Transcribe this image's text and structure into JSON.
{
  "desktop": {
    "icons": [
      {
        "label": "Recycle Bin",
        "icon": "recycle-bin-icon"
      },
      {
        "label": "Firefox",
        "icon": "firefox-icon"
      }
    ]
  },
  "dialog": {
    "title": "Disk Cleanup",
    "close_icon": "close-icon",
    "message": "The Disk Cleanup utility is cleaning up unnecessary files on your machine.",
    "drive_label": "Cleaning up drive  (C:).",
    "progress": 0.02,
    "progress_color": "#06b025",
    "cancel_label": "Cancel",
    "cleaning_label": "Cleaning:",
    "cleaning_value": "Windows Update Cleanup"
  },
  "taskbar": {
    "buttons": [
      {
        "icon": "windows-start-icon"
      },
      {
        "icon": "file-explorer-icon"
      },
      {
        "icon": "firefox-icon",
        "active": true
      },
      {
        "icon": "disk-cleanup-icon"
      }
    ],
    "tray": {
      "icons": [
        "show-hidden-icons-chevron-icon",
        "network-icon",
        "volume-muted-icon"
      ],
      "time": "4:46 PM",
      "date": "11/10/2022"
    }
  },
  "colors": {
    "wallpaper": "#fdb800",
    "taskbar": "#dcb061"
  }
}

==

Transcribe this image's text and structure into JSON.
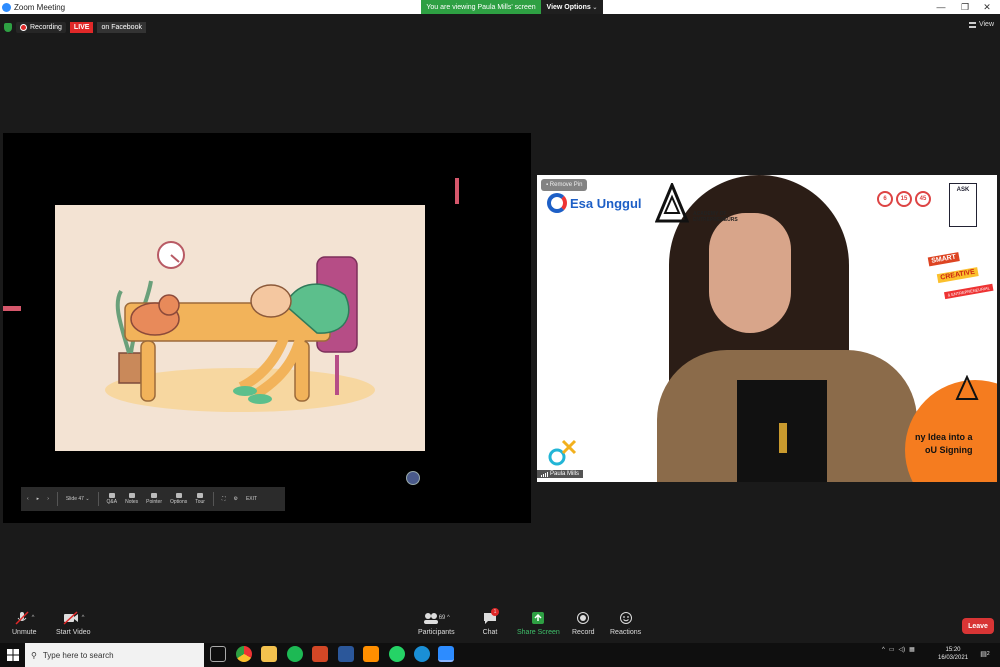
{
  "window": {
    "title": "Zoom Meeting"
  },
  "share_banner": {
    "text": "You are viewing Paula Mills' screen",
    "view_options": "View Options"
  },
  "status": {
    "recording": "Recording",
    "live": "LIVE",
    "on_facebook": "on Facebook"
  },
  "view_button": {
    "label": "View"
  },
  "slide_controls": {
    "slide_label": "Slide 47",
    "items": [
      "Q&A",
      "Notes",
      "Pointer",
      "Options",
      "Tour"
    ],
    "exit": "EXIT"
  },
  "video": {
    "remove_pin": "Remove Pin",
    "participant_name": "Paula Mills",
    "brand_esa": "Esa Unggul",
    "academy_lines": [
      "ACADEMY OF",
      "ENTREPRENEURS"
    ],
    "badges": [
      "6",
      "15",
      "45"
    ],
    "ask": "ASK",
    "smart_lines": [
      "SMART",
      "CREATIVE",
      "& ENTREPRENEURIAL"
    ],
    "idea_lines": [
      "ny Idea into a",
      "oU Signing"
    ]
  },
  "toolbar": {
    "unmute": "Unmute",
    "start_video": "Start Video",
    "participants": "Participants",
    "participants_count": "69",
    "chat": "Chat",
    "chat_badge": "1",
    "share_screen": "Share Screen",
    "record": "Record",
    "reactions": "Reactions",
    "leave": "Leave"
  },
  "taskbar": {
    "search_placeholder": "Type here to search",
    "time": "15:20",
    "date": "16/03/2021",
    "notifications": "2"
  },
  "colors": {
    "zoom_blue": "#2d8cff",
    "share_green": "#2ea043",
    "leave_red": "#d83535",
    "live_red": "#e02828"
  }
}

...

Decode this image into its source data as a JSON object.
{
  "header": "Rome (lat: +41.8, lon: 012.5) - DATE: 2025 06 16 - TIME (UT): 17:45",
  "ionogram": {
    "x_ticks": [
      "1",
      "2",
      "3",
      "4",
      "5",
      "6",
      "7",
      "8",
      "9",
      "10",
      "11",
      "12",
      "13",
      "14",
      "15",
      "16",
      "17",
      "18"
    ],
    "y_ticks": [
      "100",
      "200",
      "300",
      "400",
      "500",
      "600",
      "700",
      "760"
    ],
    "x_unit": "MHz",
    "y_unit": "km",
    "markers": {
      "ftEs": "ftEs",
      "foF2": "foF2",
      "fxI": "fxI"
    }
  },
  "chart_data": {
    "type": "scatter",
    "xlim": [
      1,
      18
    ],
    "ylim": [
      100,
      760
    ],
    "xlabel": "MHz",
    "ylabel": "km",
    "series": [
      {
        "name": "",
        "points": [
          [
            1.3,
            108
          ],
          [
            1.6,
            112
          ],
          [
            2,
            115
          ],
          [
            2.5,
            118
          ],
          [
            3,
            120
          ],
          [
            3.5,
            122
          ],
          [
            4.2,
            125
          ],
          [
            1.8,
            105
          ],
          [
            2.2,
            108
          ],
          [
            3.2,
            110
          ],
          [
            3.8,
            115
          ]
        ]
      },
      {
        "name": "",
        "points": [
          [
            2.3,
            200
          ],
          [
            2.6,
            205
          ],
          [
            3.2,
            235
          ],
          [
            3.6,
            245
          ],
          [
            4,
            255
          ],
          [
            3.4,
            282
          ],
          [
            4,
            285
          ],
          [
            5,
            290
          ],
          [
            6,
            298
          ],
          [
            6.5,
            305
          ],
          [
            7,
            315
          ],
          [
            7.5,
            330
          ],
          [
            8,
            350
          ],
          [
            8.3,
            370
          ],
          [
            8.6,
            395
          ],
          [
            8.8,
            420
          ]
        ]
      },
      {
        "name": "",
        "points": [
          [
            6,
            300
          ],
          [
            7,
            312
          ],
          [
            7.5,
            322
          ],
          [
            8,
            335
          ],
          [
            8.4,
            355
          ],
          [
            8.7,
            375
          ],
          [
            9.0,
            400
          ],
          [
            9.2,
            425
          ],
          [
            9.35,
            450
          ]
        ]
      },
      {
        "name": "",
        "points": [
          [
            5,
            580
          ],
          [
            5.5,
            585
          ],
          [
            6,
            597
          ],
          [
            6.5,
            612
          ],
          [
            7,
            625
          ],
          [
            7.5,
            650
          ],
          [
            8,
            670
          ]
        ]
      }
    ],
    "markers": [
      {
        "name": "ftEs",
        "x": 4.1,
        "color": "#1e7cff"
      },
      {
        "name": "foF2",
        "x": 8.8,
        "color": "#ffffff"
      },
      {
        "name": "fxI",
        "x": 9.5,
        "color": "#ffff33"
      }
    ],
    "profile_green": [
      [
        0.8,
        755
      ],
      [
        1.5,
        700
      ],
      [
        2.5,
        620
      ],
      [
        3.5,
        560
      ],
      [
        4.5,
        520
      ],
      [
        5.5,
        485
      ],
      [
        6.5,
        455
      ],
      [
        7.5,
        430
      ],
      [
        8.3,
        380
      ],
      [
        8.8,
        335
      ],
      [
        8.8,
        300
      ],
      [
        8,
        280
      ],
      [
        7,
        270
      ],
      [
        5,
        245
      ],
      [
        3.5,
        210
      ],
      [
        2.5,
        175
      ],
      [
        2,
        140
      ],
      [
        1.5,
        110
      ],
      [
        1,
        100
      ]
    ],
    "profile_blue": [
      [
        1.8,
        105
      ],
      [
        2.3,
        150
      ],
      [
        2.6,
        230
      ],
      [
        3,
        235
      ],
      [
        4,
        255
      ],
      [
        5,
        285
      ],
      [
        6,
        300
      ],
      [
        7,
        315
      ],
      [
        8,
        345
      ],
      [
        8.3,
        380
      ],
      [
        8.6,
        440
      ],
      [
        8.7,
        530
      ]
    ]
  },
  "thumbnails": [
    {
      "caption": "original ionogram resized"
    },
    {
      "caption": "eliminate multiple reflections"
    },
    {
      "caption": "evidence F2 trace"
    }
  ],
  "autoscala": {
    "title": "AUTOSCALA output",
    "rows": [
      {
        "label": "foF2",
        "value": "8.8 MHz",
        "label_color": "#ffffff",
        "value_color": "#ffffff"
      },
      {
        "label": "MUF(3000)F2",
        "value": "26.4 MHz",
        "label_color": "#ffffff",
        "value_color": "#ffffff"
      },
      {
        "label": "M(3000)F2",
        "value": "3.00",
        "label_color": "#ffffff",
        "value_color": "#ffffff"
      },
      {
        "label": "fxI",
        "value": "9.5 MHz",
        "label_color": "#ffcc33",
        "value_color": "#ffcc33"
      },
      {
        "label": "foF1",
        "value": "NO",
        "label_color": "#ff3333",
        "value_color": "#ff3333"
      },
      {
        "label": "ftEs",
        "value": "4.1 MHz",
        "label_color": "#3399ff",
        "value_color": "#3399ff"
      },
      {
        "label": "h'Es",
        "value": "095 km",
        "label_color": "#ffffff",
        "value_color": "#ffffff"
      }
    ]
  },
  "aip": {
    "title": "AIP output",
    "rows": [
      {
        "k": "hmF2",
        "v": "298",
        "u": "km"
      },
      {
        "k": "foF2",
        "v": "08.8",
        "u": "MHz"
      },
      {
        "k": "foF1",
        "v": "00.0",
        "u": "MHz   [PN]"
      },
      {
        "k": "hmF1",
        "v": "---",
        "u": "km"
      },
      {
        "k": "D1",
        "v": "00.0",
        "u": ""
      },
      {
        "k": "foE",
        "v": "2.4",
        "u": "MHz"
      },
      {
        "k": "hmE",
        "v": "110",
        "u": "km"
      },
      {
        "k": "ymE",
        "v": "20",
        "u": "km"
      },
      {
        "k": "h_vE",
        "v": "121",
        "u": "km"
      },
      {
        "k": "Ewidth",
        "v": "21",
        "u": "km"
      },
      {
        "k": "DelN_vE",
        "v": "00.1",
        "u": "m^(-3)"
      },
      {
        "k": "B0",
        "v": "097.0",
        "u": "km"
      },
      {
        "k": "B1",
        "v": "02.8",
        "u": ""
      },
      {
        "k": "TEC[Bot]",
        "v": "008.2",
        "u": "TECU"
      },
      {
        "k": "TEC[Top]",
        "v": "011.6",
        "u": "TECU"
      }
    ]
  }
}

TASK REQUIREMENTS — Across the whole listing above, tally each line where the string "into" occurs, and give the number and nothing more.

FINISHED TASK — 4